On a ridge above Lower Hat Creek (Shasta County CA) I found a patch of wooly locoweed (Astragalus purshii). The genus, containing a large number of species, not all of which are poisonous, is found in the Western United States and Western Canada. A. purshii, also commonly called woolypod milkvetch or Pursh’s sheeppod, is a legume belonging to the pea family. It is found mostly in open, dry areas with rocky, thin soils (lithosols).
Many locoweeds are difficult to distinguish and are easily confused with vetches. However, the wooly locoweed is quite distinctive. The perennial plant forms a low mat or cushion that rarely grows more than six inches in height. Depending on location the pea-like flowers can be pink, rose, purple or white. The gray-green leaves are pinnately compound. The entire plant is covered in dense white hairs which makes it look silvery. The hairy legume, or seed pod, resembles a small rabbit’s foot. When ripe, the seed pod contains small black seeds which are wooly locoweed’s main method of propagation.

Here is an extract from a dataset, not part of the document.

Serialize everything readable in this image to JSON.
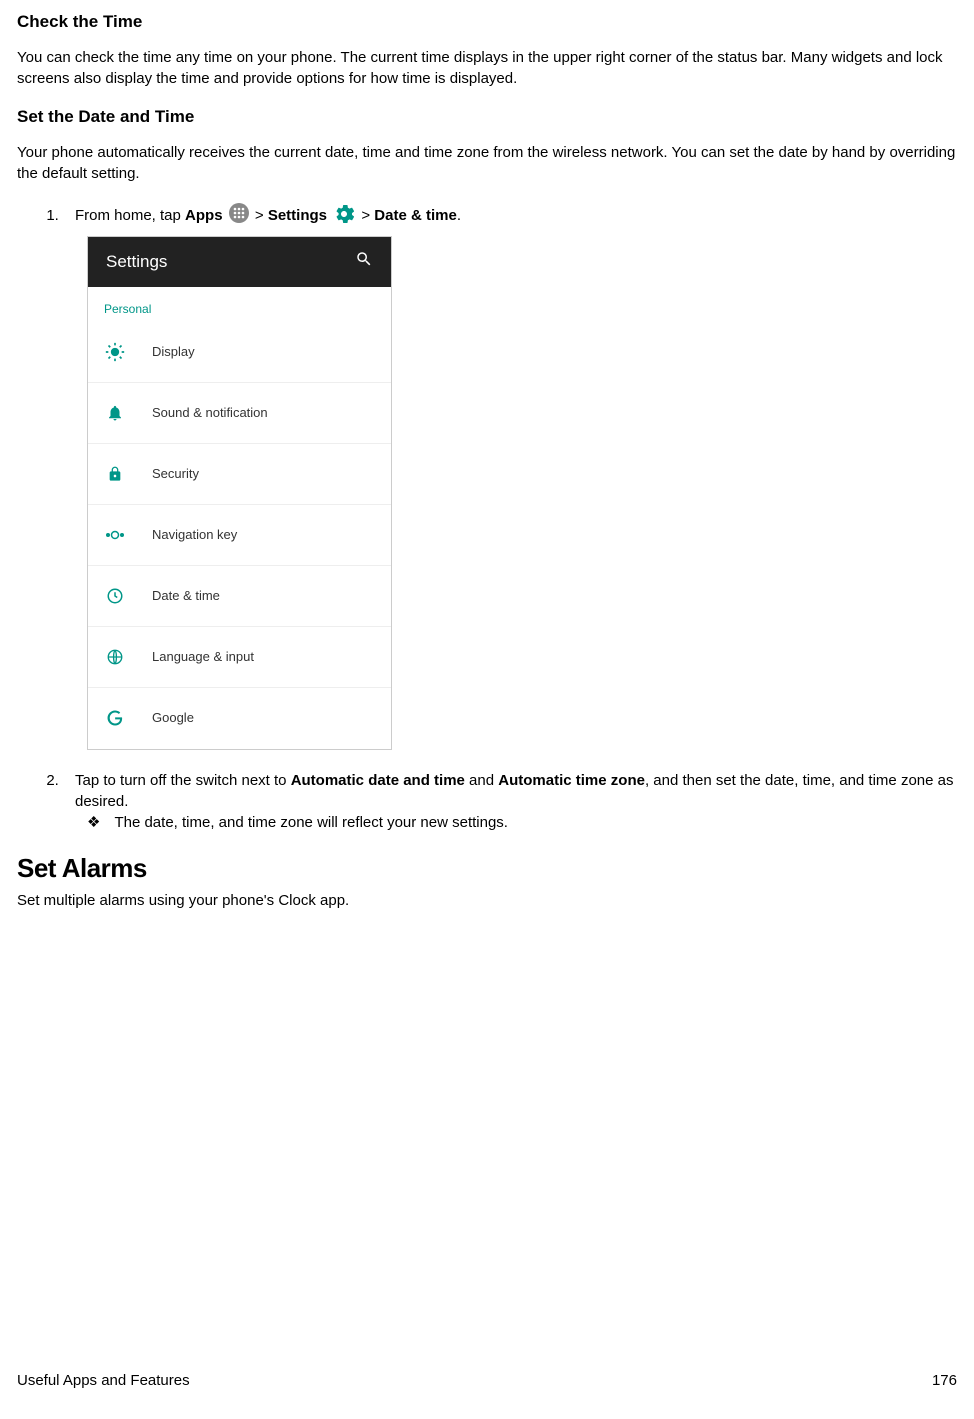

Wooly locoweed (“loco” from the Spanish for “crazy”) is poisonous because it contains an alkaloid, swainsonine, that affects livestock. The effects of swainsonine are cumulative and many plants must be eaten over many days before the symptoms appear. Once symptoms are noticed animals rarely recover completely. Locoweed ingestion causes a lack of coordination and muscle control, a slow swaggering gait (particularly in horses), distorted vision and unpredictable behavior, especially when aroused or excited. Livestock usually avoid eating locoweed, but once they do eat it they become “hooked” and continue to addictively eat locoweed.
Because of its poisonous nature wooly locoweed is not used for culinary or medicinal purposes. The Thompson Indians of British Columbia did make a decoction of A. purshii for use as a body and hair wash. I assume they did not drink it but only used the locoweed externally.
Wooly locoweed is a pretty little plant that I always enjoy finding.